▶ _WHAT THE TASK ASKS_: Whenever a line of the records below contains the word "title", copy that line.

Source data:
.....

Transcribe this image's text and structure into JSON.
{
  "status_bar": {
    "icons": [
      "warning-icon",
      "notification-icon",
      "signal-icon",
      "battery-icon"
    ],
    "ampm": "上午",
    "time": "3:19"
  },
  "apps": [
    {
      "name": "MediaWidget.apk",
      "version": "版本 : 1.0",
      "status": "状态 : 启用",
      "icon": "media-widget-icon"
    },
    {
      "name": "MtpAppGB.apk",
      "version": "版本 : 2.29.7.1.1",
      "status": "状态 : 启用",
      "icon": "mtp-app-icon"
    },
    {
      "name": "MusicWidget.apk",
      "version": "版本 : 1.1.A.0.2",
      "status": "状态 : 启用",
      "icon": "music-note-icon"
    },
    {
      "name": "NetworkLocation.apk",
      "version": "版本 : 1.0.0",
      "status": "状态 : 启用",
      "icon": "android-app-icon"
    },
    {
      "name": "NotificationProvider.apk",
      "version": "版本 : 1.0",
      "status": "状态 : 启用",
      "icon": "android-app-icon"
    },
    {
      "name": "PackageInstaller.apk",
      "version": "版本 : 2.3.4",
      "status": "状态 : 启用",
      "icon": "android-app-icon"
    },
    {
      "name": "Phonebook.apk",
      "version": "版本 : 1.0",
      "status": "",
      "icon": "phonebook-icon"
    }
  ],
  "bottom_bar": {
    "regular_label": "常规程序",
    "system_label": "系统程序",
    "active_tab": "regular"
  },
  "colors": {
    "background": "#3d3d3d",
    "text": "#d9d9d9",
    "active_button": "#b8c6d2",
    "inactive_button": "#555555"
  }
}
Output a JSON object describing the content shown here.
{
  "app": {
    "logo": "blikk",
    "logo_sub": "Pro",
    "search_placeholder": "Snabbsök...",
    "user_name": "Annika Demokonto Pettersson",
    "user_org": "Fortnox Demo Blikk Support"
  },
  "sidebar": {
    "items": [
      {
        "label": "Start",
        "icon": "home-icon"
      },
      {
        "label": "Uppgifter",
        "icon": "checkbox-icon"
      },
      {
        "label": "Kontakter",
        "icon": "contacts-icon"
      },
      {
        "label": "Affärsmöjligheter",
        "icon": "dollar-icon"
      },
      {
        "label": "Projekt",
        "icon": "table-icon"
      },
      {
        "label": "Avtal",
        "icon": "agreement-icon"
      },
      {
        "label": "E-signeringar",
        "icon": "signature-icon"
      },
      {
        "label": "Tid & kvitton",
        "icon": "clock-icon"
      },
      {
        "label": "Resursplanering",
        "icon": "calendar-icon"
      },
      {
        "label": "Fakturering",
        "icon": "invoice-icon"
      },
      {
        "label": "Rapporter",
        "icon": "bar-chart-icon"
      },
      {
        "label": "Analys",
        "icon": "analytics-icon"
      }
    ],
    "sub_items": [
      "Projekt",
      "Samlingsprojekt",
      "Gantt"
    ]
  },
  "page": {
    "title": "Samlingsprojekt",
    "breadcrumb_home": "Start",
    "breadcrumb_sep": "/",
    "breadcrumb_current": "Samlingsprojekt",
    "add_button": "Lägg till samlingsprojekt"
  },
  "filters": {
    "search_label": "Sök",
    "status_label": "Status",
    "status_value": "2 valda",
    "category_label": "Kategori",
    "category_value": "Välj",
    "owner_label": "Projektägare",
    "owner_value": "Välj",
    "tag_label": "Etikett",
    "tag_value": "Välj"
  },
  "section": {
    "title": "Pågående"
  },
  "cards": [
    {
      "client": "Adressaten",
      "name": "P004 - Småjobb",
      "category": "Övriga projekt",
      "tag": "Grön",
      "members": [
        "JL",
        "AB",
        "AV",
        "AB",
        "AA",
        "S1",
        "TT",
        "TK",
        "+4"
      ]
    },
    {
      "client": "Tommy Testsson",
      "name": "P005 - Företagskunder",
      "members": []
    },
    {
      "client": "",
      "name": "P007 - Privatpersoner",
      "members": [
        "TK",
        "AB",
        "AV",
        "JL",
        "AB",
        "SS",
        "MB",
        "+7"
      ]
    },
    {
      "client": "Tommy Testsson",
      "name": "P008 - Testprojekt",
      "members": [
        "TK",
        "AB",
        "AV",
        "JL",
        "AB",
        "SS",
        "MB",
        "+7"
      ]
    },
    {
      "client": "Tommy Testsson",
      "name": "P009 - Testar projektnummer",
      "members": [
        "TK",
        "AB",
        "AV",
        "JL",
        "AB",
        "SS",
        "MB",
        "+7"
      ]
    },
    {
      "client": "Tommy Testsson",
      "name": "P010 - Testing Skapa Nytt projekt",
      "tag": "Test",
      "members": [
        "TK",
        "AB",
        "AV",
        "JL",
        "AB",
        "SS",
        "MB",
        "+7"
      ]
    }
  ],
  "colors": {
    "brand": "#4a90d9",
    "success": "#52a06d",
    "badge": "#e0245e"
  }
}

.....

▶ _OUTPUT FOR THIS TASK_:
    "title": "Samlingsprojekt",
    "title": "Pågående"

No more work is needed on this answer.